I am lately working on a series of variations on a theme. In Between Three Points  I explored the idea of reading a sculpture in time, as in a work of music. The work is built from three pieces that... tell the story of the creation of a form in three chapters: (1) the beginning, birth, or underground level, (2) the initiation, or earth ground level, and (3) the rebirth or result tending toward the sky. The form is not completely free to grow as it will, but is constrained and guided by internal tectonic pressures and external atmospheric pressures. The sculpture can be read in two directions at the same time: horizontally between the three parts and vertically between the ground and the sky....
In Between Earth and Sky  the idea is the same but expressed more in the vertical direction. We have axels between two points, places where passage can take place. The axels stand as almost human figures between the matter and spirit, between the underground (hell) and the sky....
The surface of my forms is worked in the same way: smooth areas in opposition to rough ones and simple, almost geometrical, forms facing multifaceted, chaotic accumulations of shapes. Simplicity strikes me as dangerous. It's wrong to try to understand things by eliminating the details instead of understanding the whole in its complexity. I think the details create the whole.
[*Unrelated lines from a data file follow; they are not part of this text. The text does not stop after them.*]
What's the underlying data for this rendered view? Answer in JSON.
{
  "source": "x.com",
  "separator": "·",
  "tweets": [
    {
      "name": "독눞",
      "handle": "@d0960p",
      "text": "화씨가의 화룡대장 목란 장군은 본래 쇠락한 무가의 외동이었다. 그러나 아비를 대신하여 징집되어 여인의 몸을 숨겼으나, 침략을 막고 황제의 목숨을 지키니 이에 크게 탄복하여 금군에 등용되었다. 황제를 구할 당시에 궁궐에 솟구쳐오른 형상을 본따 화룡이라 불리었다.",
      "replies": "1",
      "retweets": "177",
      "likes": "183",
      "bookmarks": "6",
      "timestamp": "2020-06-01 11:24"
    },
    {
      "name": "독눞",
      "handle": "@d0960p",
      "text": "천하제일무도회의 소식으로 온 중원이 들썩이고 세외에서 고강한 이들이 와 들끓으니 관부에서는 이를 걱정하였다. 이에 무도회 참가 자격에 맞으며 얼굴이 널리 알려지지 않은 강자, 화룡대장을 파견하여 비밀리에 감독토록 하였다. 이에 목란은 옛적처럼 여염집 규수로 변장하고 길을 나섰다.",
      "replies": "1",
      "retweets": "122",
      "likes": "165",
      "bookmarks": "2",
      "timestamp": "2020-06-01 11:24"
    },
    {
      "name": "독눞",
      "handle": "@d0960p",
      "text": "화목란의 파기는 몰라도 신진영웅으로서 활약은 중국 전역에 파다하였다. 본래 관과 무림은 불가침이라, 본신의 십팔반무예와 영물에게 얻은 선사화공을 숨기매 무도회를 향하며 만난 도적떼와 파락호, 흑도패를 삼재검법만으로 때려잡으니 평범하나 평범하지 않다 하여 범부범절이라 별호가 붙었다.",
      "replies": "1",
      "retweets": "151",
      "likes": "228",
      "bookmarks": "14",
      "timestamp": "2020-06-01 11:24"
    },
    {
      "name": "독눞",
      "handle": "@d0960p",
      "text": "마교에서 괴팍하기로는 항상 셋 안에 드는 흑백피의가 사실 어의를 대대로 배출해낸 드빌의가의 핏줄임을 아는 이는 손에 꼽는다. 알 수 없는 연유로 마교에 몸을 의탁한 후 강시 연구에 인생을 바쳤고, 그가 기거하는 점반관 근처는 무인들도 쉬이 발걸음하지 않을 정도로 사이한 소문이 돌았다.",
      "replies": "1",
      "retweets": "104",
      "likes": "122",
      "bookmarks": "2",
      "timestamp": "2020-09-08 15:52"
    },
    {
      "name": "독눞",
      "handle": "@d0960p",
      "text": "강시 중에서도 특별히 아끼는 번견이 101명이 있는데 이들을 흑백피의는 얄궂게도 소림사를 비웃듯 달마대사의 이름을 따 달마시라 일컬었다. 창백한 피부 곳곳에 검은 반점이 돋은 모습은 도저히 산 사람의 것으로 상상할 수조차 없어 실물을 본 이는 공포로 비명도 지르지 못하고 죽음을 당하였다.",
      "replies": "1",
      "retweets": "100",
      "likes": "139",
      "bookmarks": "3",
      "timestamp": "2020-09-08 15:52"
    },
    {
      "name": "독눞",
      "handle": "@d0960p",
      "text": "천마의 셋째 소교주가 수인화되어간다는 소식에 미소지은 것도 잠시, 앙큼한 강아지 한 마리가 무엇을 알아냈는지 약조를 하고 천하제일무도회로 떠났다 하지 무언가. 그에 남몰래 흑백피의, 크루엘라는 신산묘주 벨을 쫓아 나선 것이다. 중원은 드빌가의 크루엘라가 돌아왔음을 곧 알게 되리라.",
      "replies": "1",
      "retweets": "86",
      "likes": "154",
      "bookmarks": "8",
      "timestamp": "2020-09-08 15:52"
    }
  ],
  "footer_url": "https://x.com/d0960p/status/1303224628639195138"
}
Moscovici's images, though modern, may be described as postmodernist in the sense that they are more archetypal than abstract. Raymond Crampagne describes their effect in a publication by the Chateau le Puget Art Gallery:
The works are not a reflection of geometrical forms in a timeless space. They have a temporal dimension relating not to history or mythology but to a world that existed before both; even so, this world forms the essence of both history and myth. This is a world constantly engaged in struggle. The protagonists in the conflict, humanity and nature, operate in a world of opposites: smooth and rough, gloss and matte, geometrical and irregular, concave and convex, straight and curved, round and square, polished and rough, full and empty, imprint and excrescence, horizontal and vertical, mass and surface. For Moscovici this conjunction of opposites is characteristic of our species' relationship with nature. Though we are ourselves part of nature, we exert our will over matter and impose our own vision, eventually transforming nature to reflect our innermost being.
Like Rimbaud seeking to write the silences, seize the inexpressible, and freeze whirlwinds, Moscovici seeks to translate into images the fundamental rhythms of existence and the mysteries of nature....
Moscovici displays a profound humanism whose expression is anything but extravagant. The means are simple. The eye and the spirit are called inward. ... Here one is facing an uninhabited habitat, a dwelling lacking practical purpose. Only the eye of the beholder will enter and find refuge and, in solitude, dream of habitation.
(Translation: Robert Drew, Jacques Carrio, Alton Thompson)
Installations and exhibits
Maison de la Culture, Courbevoie, France
2000 "20 sculptors", Les Punxes Gallery, Barcelona, Spain
Monumental Open-Air Sculptures
1987 - Sculpture (1%), Les Aunettes, Évry III, Versailles, Paris, France
1988 - Monumental Sculptures Park, Sculpture Symposium, Gueugnon, France
1990 - UCCOAR, Samary Park, Sculpture International Symposium
1991 - Lavelanet museum, Sculpture Symposium
1993 - International Sculpture Symposia, Carcassonne and Auxerre, France
1994 - Taichung Fine Arts Museum, Taichung, Taiwan
1997 - 1998 Andorra Sculpture Park, Escaldes, Andorra
1999 - Hualien Cultural Center Symposium. Hualien, Taiwan
2004 - Fountain for the City of Chalabre, France
2006 -Mosan Symposium, Korea
2007 - Tudela de Duero symposium, Spain